[Records to process Boundary: Start]
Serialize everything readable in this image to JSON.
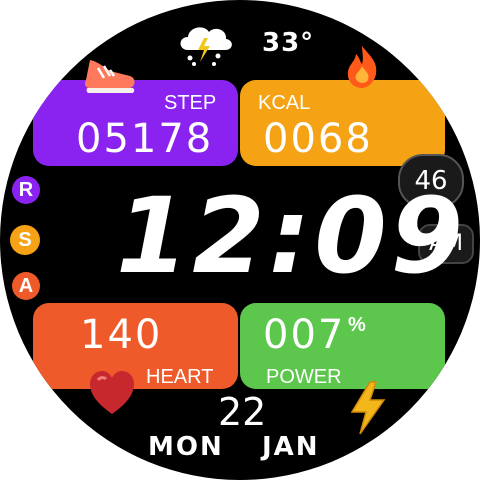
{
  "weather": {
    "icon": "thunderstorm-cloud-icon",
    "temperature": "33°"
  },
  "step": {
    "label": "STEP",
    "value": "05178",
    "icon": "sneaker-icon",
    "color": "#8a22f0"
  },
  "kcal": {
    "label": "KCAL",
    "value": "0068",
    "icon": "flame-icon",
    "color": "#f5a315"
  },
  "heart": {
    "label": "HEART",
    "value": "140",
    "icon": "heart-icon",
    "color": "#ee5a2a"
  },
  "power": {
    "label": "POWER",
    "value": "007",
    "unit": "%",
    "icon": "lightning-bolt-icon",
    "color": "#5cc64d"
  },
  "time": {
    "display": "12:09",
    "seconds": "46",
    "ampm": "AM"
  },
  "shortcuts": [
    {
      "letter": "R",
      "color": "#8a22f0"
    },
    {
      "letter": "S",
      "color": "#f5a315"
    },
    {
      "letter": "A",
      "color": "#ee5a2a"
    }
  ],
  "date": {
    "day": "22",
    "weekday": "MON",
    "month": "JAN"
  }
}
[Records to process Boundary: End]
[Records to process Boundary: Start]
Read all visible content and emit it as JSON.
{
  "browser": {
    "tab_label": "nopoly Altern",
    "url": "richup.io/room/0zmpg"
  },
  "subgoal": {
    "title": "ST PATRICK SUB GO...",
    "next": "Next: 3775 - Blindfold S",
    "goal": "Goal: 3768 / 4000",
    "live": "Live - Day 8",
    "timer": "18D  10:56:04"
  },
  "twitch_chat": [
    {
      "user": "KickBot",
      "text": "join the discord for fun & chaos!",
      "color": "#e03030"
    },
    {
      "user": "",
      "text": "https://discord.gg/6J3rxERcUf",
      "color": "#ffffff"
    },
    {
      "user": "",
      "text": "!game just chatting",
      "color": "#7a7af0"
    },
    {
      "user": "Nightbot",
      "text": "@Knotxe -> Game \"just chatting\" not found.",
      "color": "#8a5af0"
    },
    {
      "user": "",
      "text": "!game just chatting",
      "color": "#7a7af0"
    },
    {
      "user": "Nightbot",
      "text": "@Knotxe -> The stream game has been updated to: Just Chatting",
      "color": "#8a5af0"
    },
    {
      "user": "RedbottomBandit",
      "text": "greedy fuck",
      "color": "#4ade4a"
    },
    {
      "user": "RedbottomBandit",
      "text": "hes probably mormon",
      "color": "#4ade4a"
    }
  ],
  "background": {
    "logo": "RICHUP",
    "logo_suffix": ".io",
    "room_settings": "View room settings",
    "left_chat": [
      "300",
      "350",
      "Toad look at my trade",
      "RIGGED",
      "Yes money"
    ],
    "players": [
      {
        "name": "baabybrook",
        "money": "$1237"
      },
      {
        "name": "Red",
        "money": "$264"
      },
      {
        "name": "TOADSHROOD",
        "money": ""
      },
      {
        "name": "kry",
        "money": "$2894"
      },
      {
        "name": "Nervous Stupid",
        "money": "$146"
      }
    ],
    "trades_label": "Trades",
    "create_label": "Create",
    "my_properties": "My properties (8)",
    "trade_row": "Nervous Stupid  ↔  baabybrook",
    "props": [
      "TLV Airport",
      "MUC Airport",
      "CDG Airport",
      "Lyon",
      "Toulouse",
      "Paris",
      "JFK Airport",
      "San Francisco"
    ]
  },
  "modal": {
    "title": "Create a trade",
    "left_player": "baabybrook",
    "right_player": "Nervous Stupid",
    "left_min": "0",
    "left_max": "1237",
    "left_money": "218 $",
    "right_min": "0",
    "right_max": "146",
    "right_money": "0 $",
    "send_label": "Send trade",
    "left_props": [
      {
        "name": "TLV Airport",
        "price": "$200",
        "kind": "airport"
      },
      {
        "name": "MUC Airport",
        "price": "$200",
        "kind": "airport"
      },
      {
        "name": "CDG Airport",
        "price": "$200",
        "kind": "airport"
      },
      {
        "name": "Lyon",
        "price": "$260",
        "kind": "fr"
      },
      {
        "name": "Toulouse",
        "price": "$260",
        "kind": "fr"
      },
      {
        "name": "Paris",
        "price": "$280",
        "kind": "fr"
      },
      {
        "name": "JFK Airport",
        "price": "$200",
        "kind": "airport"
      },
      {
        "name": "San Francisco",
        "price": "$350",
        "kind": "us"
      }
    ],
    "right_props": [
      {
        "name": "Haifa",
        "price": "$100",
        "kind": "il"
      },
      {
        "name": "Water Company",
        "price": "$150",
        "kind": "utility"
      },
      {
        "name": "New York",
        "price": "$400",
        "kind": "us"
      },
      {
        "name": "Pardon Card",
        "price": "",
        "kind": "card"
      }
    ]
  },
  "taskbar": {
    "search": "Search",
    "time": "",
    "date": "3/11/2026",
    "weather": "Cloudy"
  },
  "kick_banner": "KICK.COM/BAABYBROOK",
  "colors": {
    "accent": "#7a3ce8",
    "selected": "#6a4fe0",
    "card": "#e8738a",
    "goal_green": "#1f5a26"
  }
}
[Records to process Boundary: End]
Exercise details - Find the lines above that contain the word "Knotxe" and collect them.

Exercise answer -
      "text": "@Knotxe -> Game \"just chatting\" not found.",
      "text": "@Knotxe -> The stream game has been updated to: Just Chatting",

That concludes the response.